Tauranga failed late last year to secure funding for one of the regional research institutes proposed by the Government.

But despite that, there was strong local interest in the concept, which had evolved into a positive collaboration programme among Priority One and local businesses on a series of pilot projects aimed at setting up an innovation lab in the city.

Shane Stuart, innovation manager for Priority One and Waikato University, told this week's Priority One annual general meeting he had found on consulting local businesses that they weren't interested in adding to research capability. However, they were keen to access skills and resources for design, innovation, and commercialising new technologies.

After his consultations, Mr Stuart facilitated the submission of two proposals for the regional research funding.


One was for a Tauranga Research Institute for MedTech (TRIM), a centre for the design, development and manufacture of medical devices, including implants and tools. It was based around a combination of advanced manufacturing such as TiDA/RAM's 3D titanium printing technologies, working alongside Bay of Plenty Clinical School researchers.
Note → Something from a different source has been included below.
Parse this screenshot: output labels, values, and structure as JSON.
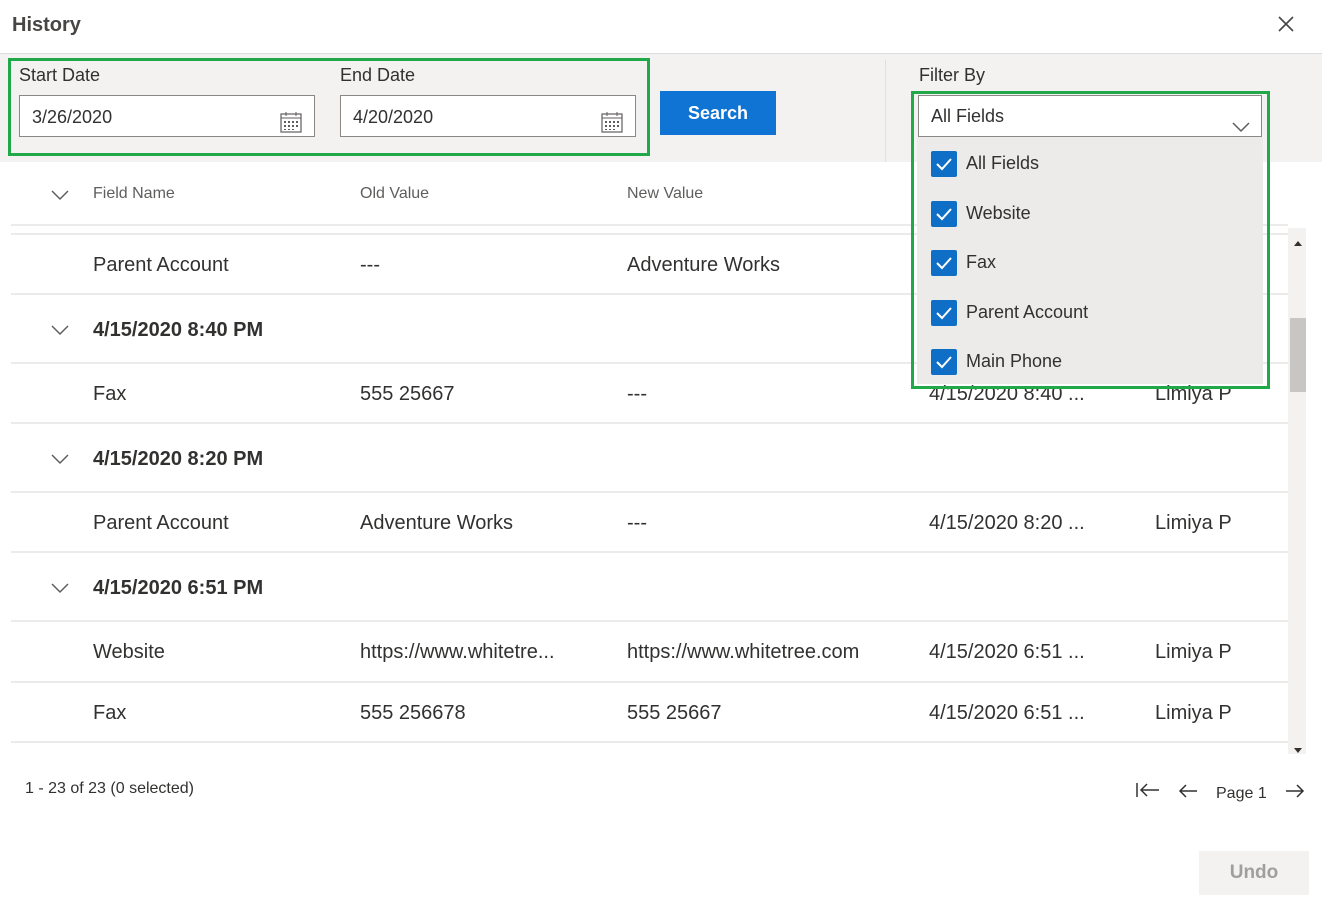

The other was for a Kaimai Research and Innovation Institute (KRI2), an innovation lab matching science and technical expertise in areas such as natural products, horticultural value chains and Maori land use. This was supported by expressions of interest from 20-plus companies in the Western Bay of Plenty and 10-plus in the Waikato. A pilot had been ready to go involving Bluelab, Comvita, Locus Research, Plus Group, Waka Digital, and University of Waikato.

"We weren't really looking at research as such, but on research integrated with design and engineering, with a commercial orientation and global ambitions," Mr Stuart told the AGM, which included a series of brief presentations on the importance of innovation in the sub-region.

"However, just because that particular funding opportunity hadn't worked out, it didn't change the fact that we had seen a shared vision for a new capability here with world-class design and innovation skills, to build on our strengths and build something of global quality."

Mr Stuart was working with local technology-focused businesses on a series of pilot projects in order to develop the concept into a tangible, deliverable proposition for a local innovation lab.

Priority One interim chief executive Greg Simmonds said there were businesses which saw value in working collaboratively around research commercialisation opportunities. The agency had embarked on a dozen or so innovation hub pilot projects, which would run until about the middle of 2017.

"The projects are being co-ordinated and facilitated by Priority One, but driven by local businesses," Mr Simmonds said. "Each project will be funded and resourced in a different way depending on the companies involved."

The purpose was to evaluate the demand for an innovation lab, and map out what a workable model for it would be, he said.

Mr Stuart said one of the first projects underway was a monthly Bay of Plenty meet-up, which brings together business people and experts to network on how to develop innovative ideas. The next meeting on Tuesday will feature Bluelab Corp product development manager Jono Jones, who also spoke at the AGM on his company's innovation journey.

Priority One chief executive-designate Nigel Tutt, who starts work at the end of November, said the best way to be introduced to what was happening in Tauranga had been to hear from the people doing it.

"I thought it was hugely inspiring and energising to hear the voices of business people in the community," Mr Tutt said.

City of Opportunity
-The Priority One annual general meeting previewed the final version of its new business attraction video, City of Opportunity.
-The video was produced by Ian Taylor's Animation Research, in collaboration with Priority One and Carrus Corp.
-It includes the latest graphic visualisations of the new Waikato University campus in Durham Street, and proposed new Civic Heart and other infrastructure projects, as well as sound bites from major companies that have relocated to the Bay.